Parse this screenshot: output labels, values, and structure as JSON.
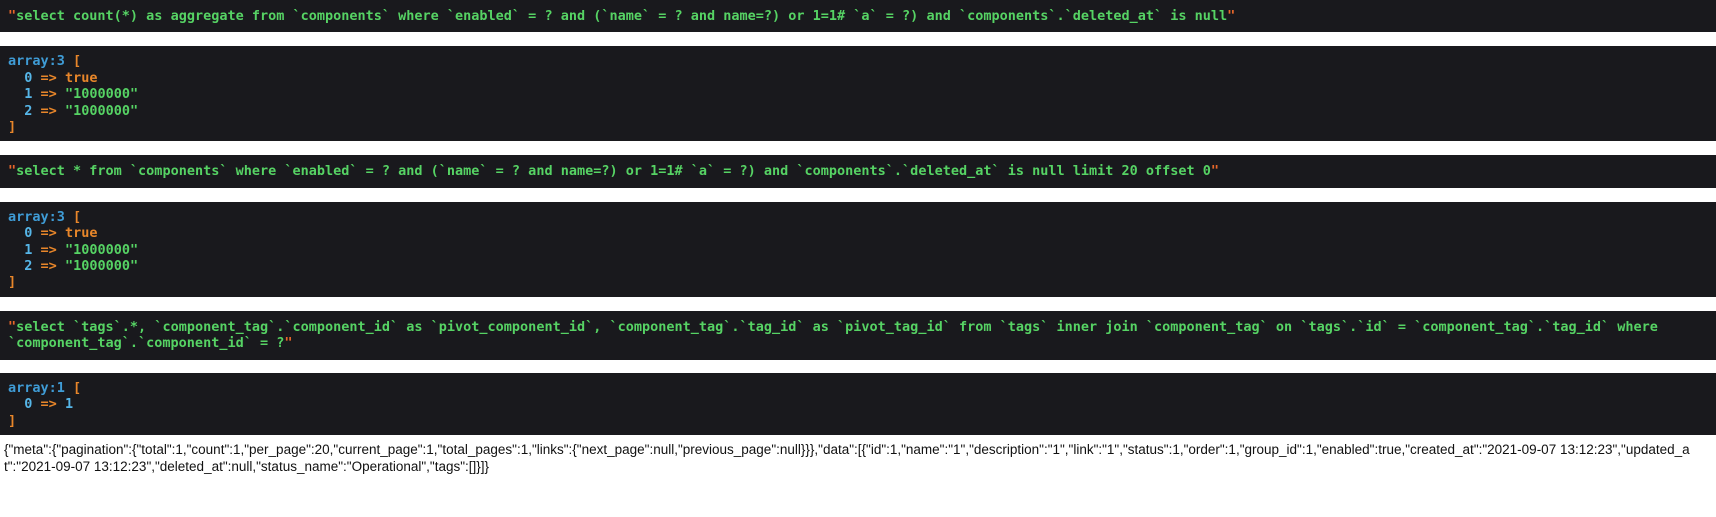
{
  "blocks": {
    "query_1": {
      "open_quote": "\"",
      "sql": "select count(*) as aggregate from `components` where `enabled` = ? and (`name` = ? and name=?) or 1=1# `a` = ?) and `components`.`deleted_at` is null",
      "close_quote": "\""
    },
    "bindings_1": {
      "header_label": "array:3",
      "open_bracket": "[",
      "close_bracket": "]",
      "rows": [
        {
          "index": "0",
          "arrow": "=>",
          "value": "true",
          "kind": "bool"
        },
        {
          "index": "1",
          "arrow": "=>",
          "value": "\"1000000\"",
          "kind": "string"
        },
        {
          "index": "2",
          "arrow": "=>",
          "value": "\"1000000\"",
          "kind": "string"
        }
      ]
    },
    "query_2": {
      "open_quote": "\"",
      "sql": "select * from `components` where `enabled` = ? and (`name` = ? and name=?) or 1=1# `a` = ?) and `components`.`deleted_at` is null limit 20 offset 0",
      "close_quote": "\""
    },
    "bindings_2": {
      "header_label": "array:3",
      "open_bracket": "[",
      "close_bracket": "]",
      "rows": [
        {
          "index": "0",
          "arrow": "=>",
          "value": "true",
          "kind": "bool"
        },
        {
          "index": "1",
          "arrow": "=>",
          "value": "\"1000000\"",
          "kind": "string"
        },
        {
          "index": "2",
          "arrow": "=>",
          "value": "\"1000000\"",
          "kind": "string"
        }
      ]
    },
    "query_3": {
      "open_quote": "\"",
      "sql": "select `tags`.*, `component_tag`.`component_id` as `pivot_component_id`, `component_tag`.`tag_id` as `pivot_tag_id` from `tags` inner join `component_tag` on `tags`.`id` = `component_tag`.`tag_id` where `component_tag`.`component_id` = ?",
      "close_quote": "\""
    },
    "bindings_3": {
      "header_label": "array:1",
      "open_bracket": "[",
      "close_bracket": "]",
      "rows": [
        {
          "index": "0",
          "arrow": "=>",
          "value": "1",
          "kind": "int"
        }
      ]
    },
    "json_response": {
      "text": "{\"meta\":{\"pagination\":{\"total\":1,\"count\":1,\"per_page\":20,\"current_page\":1,\"total_pages\":1,\"links\":{\"next_page\":null,\"previous_page\":null}}},\"data\":[{\"id\":1,\"name\":\"1\",\"description\":\"1\",\"link\":\"1\",\"status\":1,\"order\":1,\"group_id\":1,\"enabled\":true,\"created_at\":\"2021-09-07 13:12:23\",\"updated_at\":\"2021-09-07 13:12:23\",\"deleted_at\":null,\"status_name\":\"Operational\",\"tags\":[]}]}"
    }
  },
  "colors": {
    "dump_background": "#19191d",
    "page_background": "#ffffff",
    "sql_green": "#56d364",
    "quote_orange": "#e8672a",
    "bracket_orange": "#e8862a",
    "index_blue": "#56b6e8",
    "array_label_blue": "#3f9cd6",
    "json_text": "#111111"
  }
}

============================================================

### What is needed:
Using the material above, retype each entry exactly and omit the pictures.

### Final answer:
Parse this screenshot: output labels, values, and structure as JSON.
{
  "blocks": {
    "query_1": {
      "open_quote": "\"",
      "sql": "select count(*) as aggregate from `components` where `enabled` = ? and (`name` = ? and name=?) or 1=1# `a` = ?) and `components`.`deleted_at` is null",
      "close_quote": "\""
    },
    "bindings_1": {
      "header_label": "array:3",
      "open_bracket": "[",
      "close_bracket": "]",
      "rows": [
        {
          "index": "0",
          "arrow": "=>",
          "value": "true",
          "kind": "bool"
        },
        {
          "index": "1",
          "arrow": "=>",
          "value": "\"1000000\"",
          "kind": "string"
        },
        {
          "index": "2",
          "arrow": "=>",
          "value": "\"1000000\"",
          "kind": "string"
        }
      ]
    },
    "query_2": {
      "open_quote": "\"",
      "sql": "select * from `components` where `enabled` = ? and (`name` = ? and name=?) or 1=1# `a` = ?) and `components`.`deleted_at` is null limit 20 offset 0",
      "close_quote": "\""
    },
    "bindings_2": {
      "header_label": "array:3",
      "open_bracket": "[",
      "close_bracket": "]",
      "rows": [
        {
          "index": "0",
          "arrow": "=>",
          "value": "true",
          "kind": "bool"
        },
        {
          "index": "1",
          "arrow": "=>",
          "value": "\"1000000\"",
          "kind": "string"
        },
        {
          "index": "2",
          "arrow": "=>",
          "value": "\"1000000\"",
          "kind": "string"
        }
      ]
    },
    "query_3": {
      "open_quote": "\"",
      "sql": "select `tags`.*, `component_tag`.`component_id` as `pivot_component_id`, `component_tag`.`tag_id` as `pivot_tag_id` from `tags` inner join `component_tag` on `tags`.`id` = `component_tag`.`tag_id` where `component_tag`.`component_id` = ?",
      "close_quote": "\""
    },
    "bindings_3": {
      "header_label": "array:1",
      "open_bracket": "[",
      "close_bracket": "]",
      "rows": [
        {
          "index": "0",
          "arrow": "=>",
          "value": "1",
          "kind": "int"
        }
      ]
    },
    "json_response": {
      "text": "{\"meta\":{\"pagination\":{\"total\":1,\"count\":1,\"per_page\":20,\"current_page\":1,\"total_pages\":1,\"links\":{\"next_page\":null,\"previous_page\":null}}},\"data\":[{\"id\":1,\"name\":\"1\",\"description\":\"1\",\"link\":\"1\",\"status\":1,\"order\":1,\"group_id\":1,\"enabled\":true,\"created_at\":\"2021-09-07 13:12:23\",\"updated_at\":\"2021-09-07 13:12:23\",\"deleted_at\":null,\"status_name\":\"Operational\",\"tags\":[]}]}"
    }
  },
  "colors": {
    "dump_background": "#19191d",
    "page_background": "#ffffff",
    "sql_green": "#56d364",
    "quote_orange": "#e8672a",
    "bracket_orange": "#e8862a",
    "index_blue": "#56b6e8",
    "array_label_blue": "#3f9cd6",
    "json_text": "#111111"
  }
}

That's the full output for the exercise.